Milkman: That was a great explanation. It’s a really pernicious bias. Another favorite I wanted to ask you about is if you could explain the power of negative thinking?

Duke: That chapter, “The Power of Negative Thinking” — I have to say, I was pleased with myself about that, because there’s so much written about the power of positive thinking. The general, simplified idea [of the power of positive thinking] is that you imagine a positive goal and then you imagine yourself succeeding along the way to that goal, and that will actually increase your chances of success. When you imagine good things happening, it will attract those things to you. And if you imagine bad things happening, that will attract bad things.

So, if you imagine yourself in traffic in the morning, that will cause you to end up in traffic. And if you imagine your fiancé proposing to you, that will make that happen. And then they actually take it and work it backwards, which gets even wackier — if you’re in traffic, you must have thought negatively about it.

You should have positive goals, no question. But the way to succeed is actually to think negatively. Imagine the ways in which you might fail along the way to that positive goal. The analogy I give in the book is paper maps —we used to pull out the atlas when we were on a road trip. That’s the physical instantiation of positive thinking. I look at the map and the roads are all clear; all I have to do is find the shortest way to get there or the most scenic way to get there, depending on what my values are, and I will have clear roads along the way and get there successfully.

“Your gut is not a decision tool. It’s not reliable, no matter how reliable you think it is.”

But now, nobody uses paper maps and everybody uses Waze. Waze is like the app form of negative thinking. It says, “Let me look ahead. I’m going to see where there are road closures, where there are accidents, where might there be slow traffic, and I’m going to make you avoid those things.” It’s thinking negatively, in the sense of seeing where all the obstacles are going to be and then helping you route yourself around those so that you can get to that positive goal, the destination that you ultimately want to achieve.
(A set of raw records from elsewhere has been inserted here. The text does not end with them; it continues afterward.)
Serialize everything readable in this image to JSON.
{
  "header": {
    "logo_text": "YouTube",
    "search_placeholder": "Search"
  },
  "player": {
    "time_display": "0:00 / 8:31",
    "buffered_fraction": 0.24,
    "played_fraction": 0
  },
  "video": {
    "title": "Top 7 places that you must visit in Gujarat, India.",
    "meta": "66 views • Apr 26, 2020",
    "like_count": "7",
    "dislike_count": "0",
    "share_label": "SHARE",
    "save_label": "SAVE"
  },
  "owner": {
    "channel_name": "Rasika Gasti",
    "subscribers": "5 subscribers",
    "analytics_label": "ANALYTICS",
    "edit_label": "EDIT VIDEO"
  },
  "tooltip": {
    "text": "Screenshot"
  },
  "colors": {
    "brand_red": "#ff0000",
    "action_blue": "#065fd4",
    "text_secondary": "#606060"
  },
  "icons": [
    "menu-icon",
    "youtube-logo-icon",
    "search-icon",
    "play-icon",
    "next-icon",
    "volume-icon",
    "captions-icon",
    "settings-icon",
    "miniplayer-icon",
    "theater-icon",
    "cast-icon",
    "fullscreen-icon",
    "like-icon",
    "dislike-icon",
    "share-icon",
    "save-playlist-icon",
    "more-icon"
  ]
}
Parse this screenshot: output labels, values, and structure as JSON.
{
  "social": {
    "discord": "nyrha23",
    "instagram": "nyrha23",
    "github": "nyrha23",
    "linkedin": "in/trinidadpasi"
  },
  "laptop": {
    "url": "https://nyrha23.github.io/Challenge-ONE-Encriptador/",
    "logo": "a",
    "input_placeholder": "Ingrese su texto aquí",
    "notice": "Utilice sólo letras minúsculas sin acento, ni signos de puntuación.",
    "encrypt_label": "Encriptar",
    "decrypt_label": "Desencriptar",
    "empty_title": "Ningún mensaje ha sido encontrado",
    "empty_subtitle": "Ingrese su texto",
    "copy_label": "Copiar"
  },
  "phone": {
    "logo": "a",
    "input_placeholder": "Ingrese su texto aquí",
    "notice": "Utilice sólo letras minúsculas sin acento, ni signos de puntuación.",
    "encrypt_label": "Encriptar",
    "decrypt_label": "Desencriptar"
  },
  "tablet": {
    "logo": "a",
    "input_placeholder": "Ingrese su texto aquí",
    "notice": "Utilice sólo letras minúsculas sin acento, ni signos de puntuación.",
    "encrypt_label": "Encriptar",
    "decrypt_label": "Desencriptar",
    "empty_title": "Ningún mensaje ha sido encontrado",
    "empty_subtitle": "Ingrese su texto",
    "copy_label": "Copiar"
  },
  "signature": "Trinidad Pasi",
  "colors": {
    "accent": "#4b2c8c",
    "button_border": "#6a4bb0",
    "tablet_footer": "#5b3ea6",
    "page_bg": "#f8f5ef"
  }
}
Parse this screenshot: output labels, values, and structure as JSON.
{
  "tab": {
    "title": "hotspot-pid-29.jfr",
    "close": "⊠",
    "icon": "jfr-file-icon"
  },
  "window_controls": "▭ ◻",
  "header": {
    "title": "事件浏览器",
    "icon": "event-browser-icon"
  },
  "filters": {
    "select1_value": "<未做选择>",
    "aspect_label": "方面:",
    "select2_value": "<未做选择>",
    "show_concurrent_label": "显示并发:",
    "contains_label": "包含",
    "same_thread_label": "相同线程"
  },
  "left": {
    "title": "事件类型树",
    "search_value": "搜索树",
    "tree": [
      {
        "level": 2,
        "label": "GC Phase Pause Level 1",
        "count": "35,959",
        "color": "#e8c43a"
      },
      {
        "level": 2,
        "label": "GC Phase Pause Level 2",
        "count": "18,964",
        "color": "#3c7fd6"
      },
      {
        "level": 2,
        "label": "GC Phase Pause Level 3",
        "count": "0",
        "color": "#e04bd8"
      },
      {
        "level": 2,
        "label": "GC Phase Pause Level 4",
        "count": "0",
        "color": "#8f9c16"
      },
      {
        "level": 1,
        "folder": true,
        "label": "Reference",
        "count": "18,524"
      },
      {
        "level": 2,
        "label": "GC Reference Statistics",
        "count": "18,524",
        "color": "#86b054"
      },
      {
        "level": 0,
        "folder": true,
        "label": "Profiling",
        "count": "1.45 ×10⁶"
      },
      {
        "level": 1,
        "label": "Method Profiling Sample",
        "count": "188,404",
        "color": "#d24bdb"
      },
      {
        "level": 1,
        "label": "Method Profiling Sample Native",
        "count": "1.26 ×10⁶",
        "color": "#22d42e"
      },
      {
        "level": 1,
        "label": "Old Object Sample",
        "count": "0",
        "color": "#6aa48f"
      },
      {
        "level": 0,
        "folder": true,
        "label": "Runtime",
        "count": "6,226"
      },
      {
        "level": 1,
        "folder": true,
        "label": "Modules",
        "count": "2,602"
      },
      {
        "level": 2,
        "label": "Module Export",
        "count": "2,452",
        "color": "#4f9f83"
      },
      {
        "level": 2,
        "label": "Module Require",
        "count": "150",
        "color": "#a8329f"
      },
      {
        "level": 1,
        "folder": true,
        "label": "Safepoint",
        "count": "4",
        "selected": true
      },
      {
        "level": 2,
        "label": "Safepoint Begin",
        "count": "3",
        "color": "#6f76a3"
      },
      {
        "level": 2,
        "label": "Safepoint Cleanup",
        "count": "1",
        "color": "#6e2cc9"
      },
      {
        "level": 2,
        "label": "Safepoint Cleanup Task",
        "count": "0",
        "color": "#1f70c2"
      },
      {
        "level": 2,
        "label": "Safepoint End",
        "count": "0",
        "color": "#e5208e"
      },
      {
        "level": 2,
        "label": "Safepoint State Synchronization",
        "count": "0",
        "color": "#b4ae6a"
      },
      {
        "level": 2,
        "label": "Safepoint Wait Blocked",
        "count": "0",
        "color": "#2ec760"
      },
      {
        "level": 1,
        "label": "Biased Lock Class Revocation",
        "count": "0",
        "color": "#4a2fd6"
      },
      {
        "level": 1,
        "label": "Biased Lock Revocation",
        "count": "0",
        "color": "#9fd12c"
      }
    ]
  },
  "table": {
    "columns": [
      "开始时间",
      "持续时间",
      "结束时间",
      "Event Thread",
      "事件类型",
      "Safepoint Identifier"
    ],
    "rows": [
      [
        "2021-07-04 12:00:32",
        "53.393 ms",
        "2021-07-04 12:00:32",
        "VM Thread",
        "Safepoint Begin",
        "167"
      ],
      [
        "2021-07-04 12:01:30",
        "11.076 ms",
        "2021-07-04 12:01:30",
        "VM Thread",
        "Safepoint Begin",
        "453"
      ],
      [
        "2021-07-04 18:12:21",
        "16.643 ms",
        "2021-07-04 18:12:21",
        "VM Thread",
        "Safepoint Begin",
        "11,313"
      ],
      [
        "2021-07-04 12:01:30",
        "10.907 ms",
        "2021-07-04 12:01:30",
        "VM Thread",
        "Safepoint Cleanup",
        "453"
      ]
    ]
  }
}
I’m such a huge fan of negative thinking. Most of the cognitive biases that impede really good judgment are actually too positive thinking. Things like illusion of control and over-confidence and the gambler’s fallacy and the better-than-average effect. I think given that we’re naturally positive thinkers, we’d rather discipline that with negative thinking.

Milkman: Who is your ideal reader for this book? And if that ideal reader remembered just one thing, what would you want it to be?

Duke: When I sold the book, it was supposed to be the Thinking in Bets workbook. You’ve read the book. It is in no way, shape or form the Thinking in Bets workbook. I had a conversation with my editor who said, “Annie, I’m thinking that we shouldn’t tie this book so much to Thinking in Bets.” Maybe, this book should have a much broader audience. And we should be thinking about someone who is in their twenties or thirties, super bright, hasn’t read Thinking in Bets or any great book in that space. And they just want to become a better decision-maker. I was very, very excited about that idea.

What I really want somebody to take away from the book is that your gut is not a decision tool. It’s not reliable, no matter how reliable you think it is. Instead, what you should be thinking about is that your decisions, in essence, are predictions of the future. What you’re really doing when you’re thinking about different options is saying, “Which of these options is most likely going to result in a future that will cause me to achieve my goals?”

A crystal ball would be an amazing decision tool. Of course, they don’t actually work. So in order to start thinking about the future, you have to be much more explicit about what you think the future will hold, and you need to be thinking about that probabilistically, and not be scared of this idea of probability. Probability means there’s more than one way the future could unfold if I make a particular decision. And some of those ways are more likely than others.

I think that if you can approach probability that way, you would be a much better decision-maker for it.